GOP leaders plan Tuesday health vote

WASHINGTON -- Republican leaders pushed toward a Senate vote Tuesday on resurrecting their nearly flat-lined health care bill.

Their uphill drive was complicated further by the ailing GOP Sen. John McCain's potential absence and a report envisioning the number of uninsured Americans would soar.

The White House and GOP leaders fished Thursday for ways to win over recalcitrant senators, including an administration proposal to let states use Medicaid funds to help people buy their own private health insurance.

But there were no indications they'd ensured the votes needed even to start debating the party's legislative keystone, a bill scuttling and supplanting President Barack Obama's health-care law.

"Dealing with this issue is what's right for the country," said Majority Leader Mitch McConnell, R-Ky.

He added, "It was certainly never going to be easy, but we've come a long way, and I look forward to continuing our work together to finally bring relief."

As leaders tested revisions that might attract GOP votes, others began comparing the process with the trade-offs they scorned seven years ago as top Democrats pushed Obama's overhaul.

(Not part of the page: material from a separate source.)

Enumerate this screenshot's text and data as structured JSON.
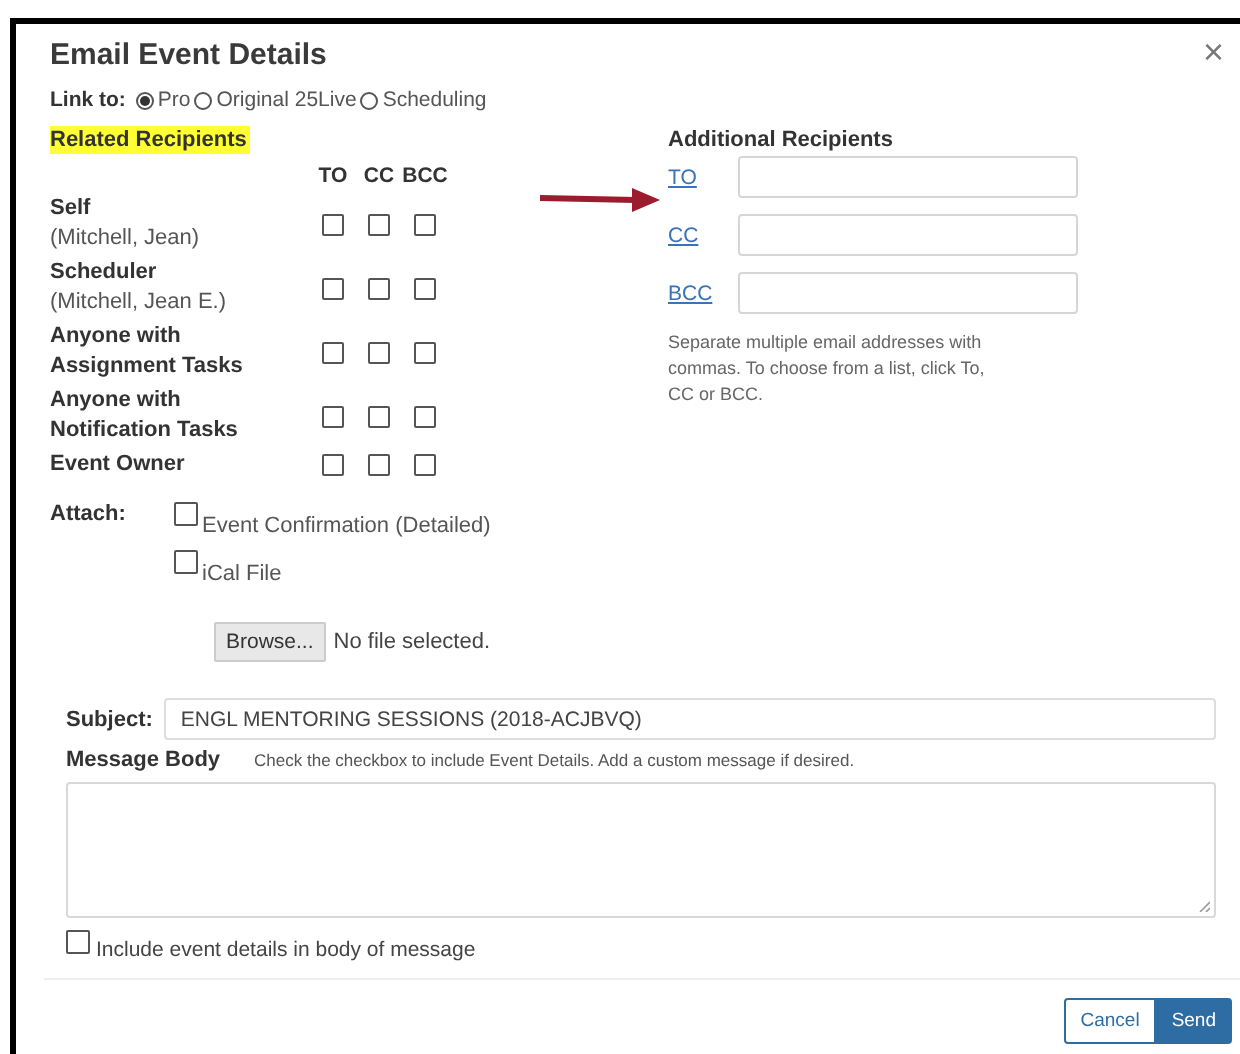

"It's almost becoming a bidding process -- let's throw $50 billion here, let's throw $100 billion there," said Sen. Bob Corker, R-Tenn. "It's making me uncomfortable right now. It's beginning to feel a lot like how Obamacare came together."

In a blow, the Congressional Budget Office said McConnell's latest bill would produce 22 million additional uninsured people by 2026 and drive up premiums for many older Americans.

Congress' nonpartisan fiscal analyst also said it would boost typical deductibles -- the money people must pay before insurers cover costs -- for single people to $13,000 that year, well above the $5,000 they'd be expected to pay under Obama's statute.

That dire outlook resembled one the office released last month on McConnell's initial bill, which the leader had to withdraw as Republicans rebelled against it.